The Social Construction of Time: Work, family, and conflict by Krista Brumley
This event is in the past.
Detroit, MI 48202
The Humanities Center is proud to present as a part of its Brown Bag Colloquium Series, a talk by Krista Brumley, Sociology, Associate Professor.

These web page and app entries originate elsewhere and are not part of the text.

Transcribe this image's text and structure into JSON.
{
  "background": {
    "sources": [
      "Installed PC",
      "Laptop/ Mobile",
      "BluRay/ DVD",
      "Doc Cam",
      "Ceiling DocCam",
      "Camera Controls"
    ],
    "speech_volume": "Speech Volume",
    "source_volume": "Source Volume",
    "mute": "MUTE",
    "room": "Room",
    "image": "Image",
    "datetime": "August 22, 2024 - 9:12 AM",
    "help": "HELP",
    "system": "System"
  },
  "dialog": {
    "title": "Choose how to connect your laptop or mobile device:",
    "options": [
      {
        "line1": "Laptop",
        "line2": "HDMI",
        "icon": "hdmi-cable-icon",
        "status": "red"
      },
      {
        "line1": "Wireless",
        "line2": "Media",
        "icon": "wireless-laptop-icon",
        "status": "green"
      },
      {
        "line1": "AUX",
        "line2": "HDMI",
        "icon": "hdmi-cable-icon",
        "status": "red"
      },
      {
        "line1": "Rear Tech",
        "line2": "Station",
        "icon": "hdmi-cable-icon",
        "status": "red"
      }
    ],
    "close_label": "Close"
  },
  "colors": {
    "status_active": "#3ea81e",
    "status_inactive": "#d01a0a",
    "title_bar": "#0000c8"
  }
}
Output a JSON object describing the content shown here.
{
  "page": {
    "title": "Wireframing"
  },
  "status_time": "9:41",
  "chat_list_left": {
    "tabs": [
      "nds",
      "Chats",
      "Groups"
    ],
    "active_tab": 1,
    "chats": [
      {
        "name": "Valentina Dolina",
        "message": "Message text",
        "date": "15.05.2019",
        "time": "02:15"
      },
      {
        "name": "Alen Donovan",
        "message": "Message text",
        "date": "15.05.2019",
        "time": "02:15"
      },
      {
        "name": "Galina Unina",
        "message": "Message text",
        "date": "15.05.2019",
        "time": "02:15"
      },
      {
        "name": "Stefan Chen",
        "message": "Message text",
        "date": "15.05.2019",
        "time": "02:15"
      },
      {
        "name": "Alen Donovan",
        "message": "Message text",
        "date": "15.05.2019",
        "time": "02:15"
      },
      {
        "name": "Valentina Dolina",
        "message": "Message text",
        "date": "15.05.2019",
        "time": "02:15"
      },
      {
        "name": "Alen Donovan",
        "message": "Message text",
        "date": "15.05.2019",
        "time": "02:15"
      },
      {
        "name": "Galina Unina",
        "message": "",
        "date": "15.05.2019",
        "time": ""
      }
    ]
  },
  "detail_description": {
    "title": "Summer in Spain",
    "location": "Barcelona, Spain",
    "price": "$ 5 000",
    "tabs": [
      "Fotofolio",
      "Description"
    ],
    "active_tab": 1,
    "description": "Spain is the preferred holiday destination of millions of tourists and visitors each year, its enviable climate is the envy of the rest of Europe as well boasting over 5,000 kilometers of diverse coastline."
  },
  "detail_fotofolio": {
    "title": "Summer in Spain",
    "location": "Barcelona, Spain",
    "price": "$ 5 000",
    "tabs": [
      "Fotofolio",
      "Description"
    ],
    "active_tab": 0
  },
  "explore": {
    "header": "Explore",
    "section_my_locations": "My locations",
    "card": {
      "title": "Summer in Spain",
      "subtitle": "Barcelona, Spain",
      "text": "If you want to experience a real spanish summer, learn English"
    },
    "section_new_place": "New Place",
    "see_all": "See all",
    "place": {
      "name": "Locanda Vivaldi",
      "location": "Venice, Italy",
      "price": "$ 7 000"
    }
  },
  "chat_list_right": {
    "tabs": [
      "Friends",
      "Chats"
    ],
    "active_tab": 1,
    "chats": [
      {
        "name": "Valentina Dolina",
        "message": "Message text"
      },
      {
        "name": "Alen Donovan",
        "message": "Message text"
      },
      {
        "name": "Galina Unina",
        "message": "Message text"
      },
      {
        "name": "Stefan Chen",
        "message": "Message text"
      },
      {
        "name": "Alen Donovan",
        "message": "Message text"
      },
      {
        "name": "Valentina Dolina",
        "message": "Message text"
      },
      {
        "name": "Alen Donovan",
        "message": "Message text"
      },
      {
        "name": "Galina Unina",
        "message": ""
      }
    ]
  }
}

Today’s workers are expected to work longer hours and are increasingly required to travel. Even when they are home, workers are often tethered to their jobs by technology, and expected to be available at nearly all times. Higher demands on a worker’s time can lead to work-family conflict. Given these intensifying work demands, we examine how individuals in dual-income partnerships make sense of, and manage, competing demands on their time. Time is commodified in U.S. culture – we “buy” time, “save” time, and “spend” time. It is literal, tangible, and thus, can be manipulated and controlled. Time is also figurative where pressure is perceptual such as when the “needed” time is seen to exceed the “available” time. Drawing on in-depth interviews with parents and childfree couples, our study shows participants attempt to control their time to address hectic work and family lives. However, this is often not successful, leading to sometimes paradoxical outcomes. Despite the difficulty of managing and controlling time because of real or perceived external time demands, they work to make their limited time meaningful. This study extends our theorizing on how work and family demands shape perceptions and meanings of the structure of time.